--- DATA SECTION Enclosed Below ---
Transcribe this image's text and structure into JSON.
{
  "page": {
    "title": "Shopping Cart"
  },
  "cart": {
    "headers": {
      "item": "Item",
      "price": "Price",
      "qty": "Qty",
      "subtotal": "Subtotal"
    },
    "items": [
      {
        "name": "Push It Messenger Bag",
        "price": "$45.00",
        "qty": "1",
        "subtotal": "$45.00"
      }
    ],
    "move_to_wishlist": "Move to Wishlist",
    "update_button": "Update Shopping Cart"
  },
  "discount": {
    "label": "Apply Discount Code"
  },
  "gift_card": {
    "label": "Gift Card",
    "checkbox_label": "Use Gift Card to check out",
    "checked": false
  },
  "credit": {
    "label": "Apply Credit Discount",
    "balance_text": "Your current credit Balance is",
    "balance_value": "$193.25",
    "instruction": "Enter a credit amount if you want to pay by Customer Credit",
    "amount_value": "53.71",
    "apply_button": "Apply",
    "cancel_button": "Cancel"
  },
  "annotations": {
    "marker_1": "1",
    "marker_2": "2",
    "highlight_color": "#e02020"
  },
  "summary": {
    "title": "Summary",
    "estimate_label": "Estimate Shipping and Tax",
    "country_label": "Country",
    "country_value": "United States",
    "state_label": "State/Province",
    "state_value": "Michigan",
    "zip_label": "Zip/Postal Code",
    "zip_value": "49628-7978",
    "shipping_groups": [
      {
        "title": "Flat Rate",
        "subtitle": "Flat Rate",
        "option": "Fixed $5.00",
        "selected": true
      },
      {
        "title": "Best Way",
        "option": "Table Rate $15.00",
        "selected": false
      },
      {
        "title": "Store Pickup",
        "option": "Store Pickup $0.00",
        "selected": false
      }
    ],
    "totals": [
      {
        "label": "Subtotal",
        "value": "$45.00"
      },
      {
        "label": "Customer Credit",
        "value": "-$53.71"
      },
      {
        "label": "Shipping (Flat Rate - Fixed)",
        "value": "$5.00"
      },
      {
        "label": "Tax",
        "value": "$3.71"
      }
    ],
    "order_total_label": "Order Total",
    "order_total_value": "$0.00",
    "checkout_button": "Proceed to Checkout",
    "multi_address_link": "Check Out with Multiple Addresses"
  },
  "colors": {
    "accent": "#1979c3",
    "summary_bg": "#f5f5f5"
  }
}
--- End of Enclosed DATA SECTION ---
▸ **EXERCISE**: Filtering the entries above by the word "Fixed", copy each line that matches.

▸ **SOLUTION FOR THIS TASK**:
        "option": "Fixed $5.00",
        "label": "Shipping (Flat Rate - Fixed)",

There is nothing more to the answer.